A few years ago I enjoyed using Super Teacher Worksheets to print out supplemental school materials for Lauren to use on the days we were doing school in the car instead of at home. Once again, we were given the opportunity to use an Individual Membership so that I would have unlimited access to their vast amount of printables.
I know that when I find a new website full of teacher materials, I'm a bit overwhelmed with all that is available. Perhaps the best way to showcase what they offer is to simply show what Lauren has done over the past few weeks.
The worksheets I used most often were the Reading Comprehension pages. They are organized by grade levels from 1st grade through 5th grade and then in a group for Middle School students. In the fifth grade section, there are more than 30 non-fiction articles. Lauren was recently finishing up a study of zoology for science, and I was able to print a handful of worksheets about various animals. I started with Brown Bears and Koala Bears because she's been a bit obsessed with her stuffed bear lately. ("Lauren, maybe you should read about bears so you can tell Berry more about real bears.")
This worksheet package was seven pages long. The initial information was two pages long and then there were three pages for the student to complete. The last two pages were an answer key.
The reading comprehension questions contained a mixture of fact-based and inference-based questions:
In this particular set of worksheets, new vocabulary words were practiced using a matching type-exercise. Lauren did other topics that used multiple choice or fill-in-the-blank questions to reinforce the meanings of new words in the passage.
As you can tell, I'm primarily using Super Teacher Worksheets to fill my need for both reading comprehension activities and science materials that supplement her regular curriculum. I also used Super Teacher Worksheets to encourage Lauren to learn a bit more about things outside of assigned school topics.
For instance, when hurricanes landed in both Texas and Florida recently, I printed out a packet about hurricanes and added it to her assignments. It was ten pages long and included basic hurricane information, the five categories of hurricanes, how hurricanes are named, safety tips, and more. Lauren's favorite questions was this one which required her to apply facts she learned earlier in the packet. (If you're curious, hurricanes did not have boy names until 1979.)
In the next few weeks, Lauren will begin studying Rocks and Minerals for this year's Science Olympiad competition. I'm excited that I found several new resources for her to use.
The first one is a reading comprehension activity similar to the ones she's done about animals or hurricanes or human body parts.
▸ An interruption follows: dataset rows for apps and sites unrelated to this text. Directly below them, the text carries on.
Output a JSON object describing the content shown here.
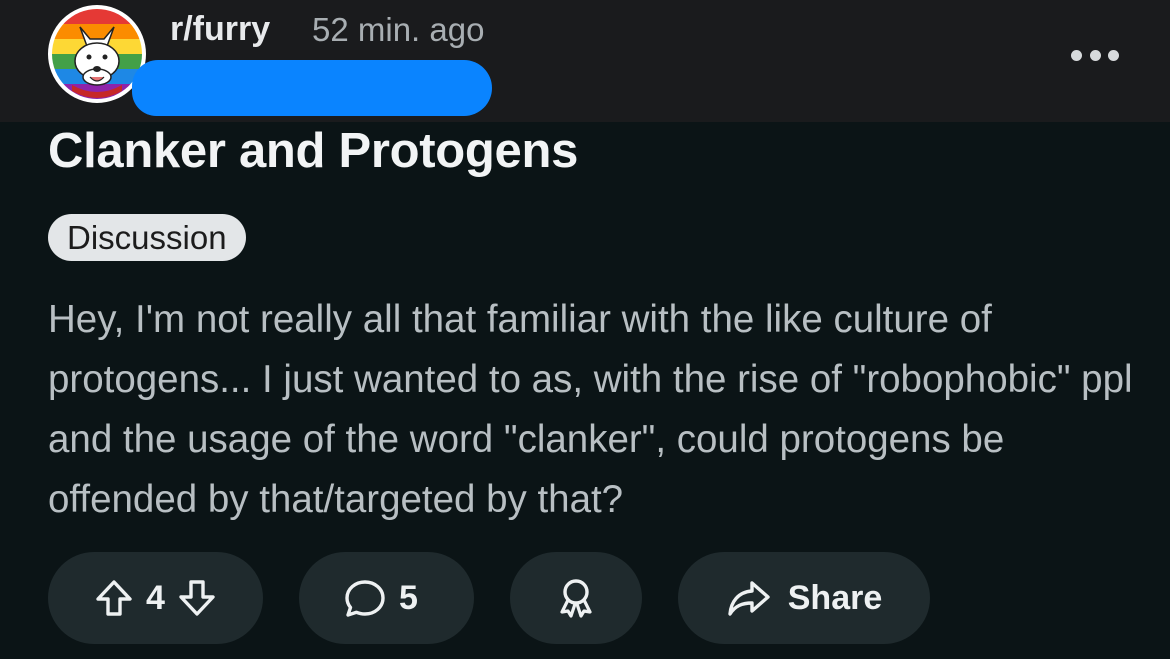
{
  "post": {
    "subreddit": "r/furry",
    "time_ago": "52 min. ago",
    "title": "Clanker and Protogens",
    "flair": "Discussion",
    "body": "Hey, I'm not really all that familiar with the like culture of protogens... I just wanted to as, with the rise of \"robophobic\" ppl and the usage of the word \"clanker\", could protogens be offended by that/targeted by that?"
  },
  "actions": {
    "vote_count": "4",
    "comment_count": "5",
    "share_label": "Share"
  },
  "icons": {
    "more": "more-options-icon",
    "upvote": "upvote-icon",
    "downvote": "downvote-icon",
    "comment": "comment-icon",
    "award": "award-icon",
    "share": "share-arrow-icon"
  },
  "colors": {
    "background": "#0b1416",
    "header": "#1a1b1d",
    "button": "#1f2a2d",
    "redaction": "#0a84ff",
    "flair": "#e3e6e8"
  }
}
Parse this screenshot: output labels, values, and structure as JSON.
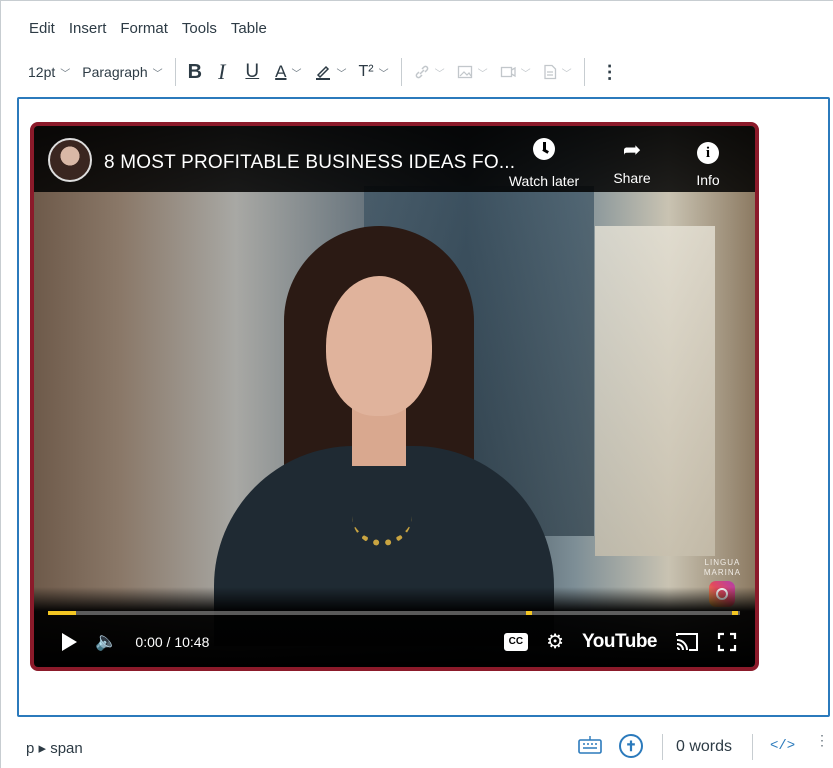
{
  "menubar": {
    "items": [
      "Edit",
      "Insert",
      "Format",
      "Tools",
      "Table"
    ]
  },
  "toolbar": {
    "font_size": "12pt",
    "block_format": "Paragraph",
    "bold": "B",
    "italic": "I",
    "underline": "U",
    "text_color": "A",
    "superscript": "T²",
    "more": "⋮",
    "icons": [
      "bold-icon",
      "italic-icon",
      "underline-icon",
      "text-color-icon",
      "highlight-icon",
      "superscript-icon",
      "link-icon",
      "image-icon",
      "media-icon",
      "document-icon",
      "more-icon"
    ]
  },
  "video": {
    "title": "8 MOST PROFITABLE BUSINESS IDEAS FO...",
    "actions": [
      {
        "label": "Watch later",
        "icon": "clock-icon"
      },
      {
        "label": "Share",
        "icon": "share-icon"
      },
      {
        "label": "Info",
        "icon": "info-icon"
      }
    ],
    "time": "0:00 / 10:48",
    "brand": "YouTube",
    "watermark_line1": "LINGUA",
    "watermark_line2": "MARINA",
    "border_color": "#8b1a2a"
  },
  "statusbar": {
    "path": "p ▸ span",
    "word_count": "0 words",
    "html_toggle": "</>"
  },
  "colors": {
    "accent": "#2b7abc",
    "text": "#2d3b45"
  }
}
The second one looks to be a lot more fun -- a Rocks and Minerals scavenger hunt. She won't actually be finding rock samples on the hunt, but she will use the clue cards she finds hidden around our house to answer questions on the corresponding worksheet.